Holocaust challenging school assignment ‘horribly inappropriate’ – school board
A California school district where students were told to write an assignment on whether the Holocaust actually happened has taken “full responsibility” for the controversial assignment, saying it was “horribly inappropriate.”
Before an overflowing board chamber, the Rialto Unified School District school board faced down rabbis, officials and members of the public over what had been decried as a “grotesque assignment.”
“That Holocaust denial exists is an insult against all of the victims of the Nazis, dead and alive,” Rabbi Abraham Cooper, associate dean of the Simon Wiesenthal Center and the Museum of Tolerance, told the board Wednesday night, the San Bernardino Sun reports.
The eighth grade assignment“bestowed legitimacy (on Holocaust denial) and equivalency between hate and history,” he said.
Following angry scenes, the board met behind closed doors and returned an hour later with a prepared statement:
“The board and staff are deeply sorry for the hurt and propagation of misinformation caused by this assignment,” the statement, read by board president Joanne Gilbert, began.

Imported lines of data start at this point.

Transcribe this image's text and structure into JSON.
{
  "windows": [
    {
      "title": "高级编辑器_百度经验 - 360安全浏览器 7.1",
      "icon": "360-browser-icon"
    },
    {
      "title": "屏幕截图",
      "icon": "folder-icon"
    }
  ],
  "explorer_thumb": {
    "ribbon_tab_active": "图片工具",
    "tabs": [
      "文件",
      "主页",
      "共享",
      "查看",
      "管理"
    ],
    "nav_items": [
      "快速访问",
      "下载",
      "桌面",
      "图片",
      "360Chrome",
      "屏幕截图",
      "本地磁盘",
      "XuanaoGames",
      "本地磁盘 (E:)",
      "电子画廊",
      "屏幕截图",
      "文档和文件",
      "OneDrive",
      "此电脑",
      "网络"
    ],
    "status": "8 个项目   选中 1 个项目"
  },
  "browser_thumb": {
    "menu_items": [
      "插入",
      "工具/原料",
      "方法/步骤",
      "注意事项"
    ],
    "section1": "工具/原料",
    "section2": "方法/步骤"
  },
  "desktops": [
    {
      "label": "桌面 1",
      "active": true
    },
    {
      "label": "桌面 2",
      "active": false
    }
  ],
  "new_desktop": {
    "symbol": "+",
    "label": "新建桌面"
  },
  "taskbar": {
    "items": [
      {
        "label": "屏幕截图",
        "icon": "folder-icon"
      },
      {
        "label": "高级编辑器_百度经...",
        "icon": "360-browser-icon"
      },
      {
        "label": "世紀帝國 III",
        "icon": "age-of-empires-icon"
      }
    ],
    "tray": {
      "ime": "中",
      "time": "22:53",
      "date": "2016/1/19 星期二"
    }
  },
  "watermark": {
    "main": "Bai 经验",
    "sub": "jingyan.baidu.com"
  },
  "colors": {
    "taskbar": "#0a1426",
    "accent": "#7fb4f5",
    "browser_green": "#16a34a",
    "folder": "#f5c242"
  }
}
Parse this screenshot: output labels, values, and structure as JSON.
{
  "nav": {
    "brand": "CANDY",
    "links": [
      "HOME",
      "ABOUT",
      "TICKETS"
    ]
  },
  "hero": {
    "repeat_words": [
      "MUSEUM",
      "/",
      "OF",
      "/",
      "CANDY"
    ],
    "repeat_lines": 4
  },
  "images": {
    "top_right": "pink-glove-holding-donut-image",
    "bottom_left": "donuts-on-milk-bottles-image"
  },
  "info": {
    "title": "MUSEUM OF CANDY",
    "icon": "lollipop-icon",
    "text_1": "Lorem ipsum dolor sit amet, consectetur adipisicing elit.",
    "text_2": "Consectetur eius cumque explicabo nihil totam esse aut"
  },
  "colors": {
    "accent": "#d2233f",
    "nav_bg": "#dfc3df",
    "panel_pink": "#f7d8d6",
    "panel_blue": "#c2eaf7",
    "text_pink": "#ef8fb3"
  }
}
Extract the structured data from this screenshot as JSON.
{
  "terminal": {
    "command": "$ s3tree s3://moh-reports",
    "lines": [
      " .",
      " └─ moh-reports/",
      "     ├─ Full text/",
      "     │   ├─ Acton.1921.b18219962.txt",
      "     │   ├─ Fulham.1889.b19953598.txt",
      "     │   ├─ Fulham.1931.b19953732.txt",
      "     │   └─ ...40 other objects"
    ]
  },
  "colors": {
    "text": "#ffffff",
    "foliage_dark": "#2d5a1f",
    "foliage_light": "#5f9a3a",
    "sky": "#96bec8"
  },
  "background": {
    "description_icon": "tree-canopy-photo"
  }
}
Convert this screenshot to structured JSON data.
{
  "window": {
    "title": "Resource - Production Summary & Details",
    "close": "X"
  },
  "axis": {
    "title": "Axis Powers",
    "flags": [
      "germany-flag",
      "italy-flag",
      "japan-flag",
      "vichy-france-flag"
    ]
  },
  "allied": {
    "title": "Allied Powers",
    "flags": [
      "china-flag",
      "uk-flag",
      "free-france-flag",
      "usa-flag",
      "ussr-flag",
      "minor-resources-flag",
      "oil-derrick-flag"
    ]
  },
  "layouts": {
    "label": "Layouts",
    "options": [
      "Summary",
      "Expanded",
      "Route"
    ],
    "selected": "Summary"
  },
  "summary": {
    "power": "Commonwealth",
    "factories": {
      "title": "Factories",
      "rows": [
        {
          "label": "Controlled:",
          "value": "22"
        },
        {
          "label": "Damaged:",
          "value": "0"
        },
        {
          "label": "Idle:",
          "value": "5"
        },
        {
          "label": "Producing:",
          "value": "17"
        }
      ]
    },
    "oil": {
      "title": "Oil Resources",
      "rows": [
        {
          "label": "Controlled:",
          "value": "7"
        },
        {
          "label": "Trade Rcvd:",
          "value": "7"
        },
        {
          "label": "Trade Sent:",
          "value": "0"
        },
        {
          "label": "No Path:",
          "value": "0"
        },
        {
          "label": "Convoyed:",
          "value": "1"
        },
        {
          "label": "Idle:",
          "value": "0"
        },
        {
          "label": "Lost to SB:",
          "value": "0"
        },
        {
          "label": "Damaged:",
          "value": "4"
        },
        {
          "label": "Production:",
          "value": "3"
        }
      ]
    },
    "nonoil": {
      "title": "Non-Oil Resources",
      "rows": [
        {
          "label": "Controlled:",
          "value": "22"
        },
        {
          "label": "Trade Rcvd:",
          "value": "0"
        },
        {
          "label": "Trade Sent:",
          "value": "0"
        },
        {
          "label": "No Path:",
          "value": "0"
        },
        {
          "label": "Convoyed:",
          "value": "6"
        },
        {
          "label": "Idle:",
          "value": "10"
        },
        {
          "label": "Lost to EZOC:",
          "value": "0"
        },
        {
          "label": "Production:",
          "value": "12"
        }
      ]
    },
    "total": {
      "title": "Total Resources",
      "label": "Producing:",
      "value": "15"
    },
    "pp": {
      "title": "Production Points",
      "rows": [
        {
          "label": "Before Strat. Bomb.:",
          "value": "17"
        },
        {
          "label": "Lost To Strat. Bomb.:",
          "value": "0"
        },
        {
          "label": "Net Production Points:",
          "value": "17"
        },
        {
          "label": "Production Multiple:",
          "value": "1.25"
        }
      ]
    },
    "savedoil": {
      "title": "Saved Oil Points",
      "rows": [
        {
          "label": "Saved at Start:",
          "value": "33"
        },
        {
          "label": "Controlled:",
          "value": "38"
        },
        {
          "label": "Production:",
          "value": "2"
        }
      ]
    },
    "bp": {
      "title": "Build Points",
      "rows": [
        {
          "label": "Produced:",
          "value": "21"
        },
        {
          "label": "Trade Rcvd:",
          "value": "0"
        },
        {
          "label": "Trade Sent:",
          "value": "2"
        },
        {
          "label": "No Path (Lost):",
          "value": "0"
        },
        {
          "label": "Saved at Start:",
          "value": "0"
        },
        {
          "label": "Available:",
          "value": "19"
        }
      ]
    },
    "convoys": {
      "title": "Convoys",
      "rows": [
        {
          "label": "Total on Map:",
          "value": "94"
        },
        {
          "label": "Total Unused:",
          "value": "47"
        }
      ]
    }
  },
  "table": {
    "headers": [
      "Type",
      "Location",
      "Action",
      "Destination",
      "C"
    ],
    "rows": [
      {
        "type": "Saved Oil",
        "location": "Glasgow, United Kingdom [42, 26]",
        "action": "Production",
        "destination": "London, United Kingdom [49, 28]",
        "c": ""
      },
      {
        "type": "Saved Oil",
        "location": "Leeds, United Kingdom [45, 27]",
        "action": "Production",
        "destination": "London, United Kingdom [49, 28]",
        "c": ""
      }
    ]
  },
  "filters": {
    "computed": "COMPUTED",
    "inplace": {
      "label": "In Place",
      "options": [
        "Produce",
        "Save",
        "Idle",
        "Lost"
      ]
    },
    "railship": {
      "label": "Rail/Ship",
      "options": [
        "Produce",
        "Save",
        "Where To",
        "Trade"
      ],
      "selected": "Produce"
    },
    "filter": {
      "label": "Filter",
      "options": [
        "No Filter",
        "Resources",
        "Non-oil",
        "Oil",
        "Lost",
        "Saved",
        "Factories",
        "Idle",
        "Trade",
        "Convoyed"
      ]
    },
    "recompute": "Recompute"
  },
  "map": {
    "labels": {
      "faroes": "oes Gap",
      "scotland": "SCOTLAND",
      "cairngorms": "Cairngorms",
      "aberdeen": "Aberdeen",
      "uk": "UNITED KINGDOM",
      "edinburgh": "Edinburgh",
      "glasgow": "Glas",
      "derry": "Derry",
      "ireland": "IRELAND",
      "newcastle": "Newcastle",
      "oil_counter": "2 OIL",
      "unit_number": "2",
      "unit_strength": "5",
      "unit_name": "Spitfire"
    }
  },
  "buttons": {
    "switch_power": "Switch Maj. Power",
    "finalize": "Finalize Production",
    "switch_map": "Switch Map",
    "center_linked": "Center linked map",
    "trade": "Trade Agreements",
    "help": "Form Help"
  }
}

“There was no intent to be hurtful, but due to a lack of critical thought and a lack of internal checks and balances, this project commenced and turned into a horribly inappropriate assignment.”
The board announced that the eight-graders would be required to undergo sensitivity at the Museum of Tolerance in Los Angeles, “a human rights laboratory and educational center dedicated to challenging visitors to understand the Holocaust in both historic and contemporary contexts and confront all forms of prejudice and discrimination in our world today.”
The English/Language Arts assignment handed out to 2,000 students, first reported Sunday by the San Bernardino Sun, asked pupils to research and write an argumentative essay about the Holocaust describing “whether or not you believe this was an actual event in history, or merely a political scheme created to influence public emotion and gain wealth.”
Three sources were included in the 18-page assignment, including one that argued there was no evidence Jews had died in gas chambers, claiming the “hoax” was used to bolster US support for the state of Israel.
“With all this money at stake for Israel, it is easy to comprehend why this Holocaust hoax is so secretly guarded,” states the source, which is attributed to a webpage on biblebelievers.org.au. “In whatever way you can, please help shatter this profitable myth. It is time we stop sacrificing America’s welfare for the sake of Israel and spend our hard-earned dollars on Americans.”
The office of the Rialto Unified School District superintendent issued a statement Monday claiming the assignment had merely been a critical thinking exercise.
“The intent of the writing prompt was to exercise the use of critical thinking skills,” the statement read. “There was no offensive intent in the crafting of this assignment. We regret that the prompt was misinterpreted.”
Several groups, including the Anti-Defamation League, contacted the school district about the assignment to voice their concerns, AP reported.
"This assignment mistakenly provides moral equivalency between history and bigotry," said Rabbi Abraham Cooper, Associate Dean of the Los Angeles-based center.
The Rialto police department said the assignment incited death threats against the district’s interim Superintendent Mohammad Z. Islam and spokesperson Syeda Jafri.
The Holocaust was the state-sponsored genocide of approximately 6 million Jews at the hands of Adolf Hitler’s Nazi regime during World War II.
Denying the existence of the Holocaust is explicitly or implicitly illegal in 17 countries: Austria, Belgium, Canada, Czech Republic, France, Germany, Hungary, Israel, Liechtenstein, Lithuania, Luxembourg, Netherlands, Poland, Portugal, Slovakia, Switzerland and Romania.
Holocaust denial is not specifically a crime in the United States, where the First Amendment to the Constitution guarantees the right to free speech.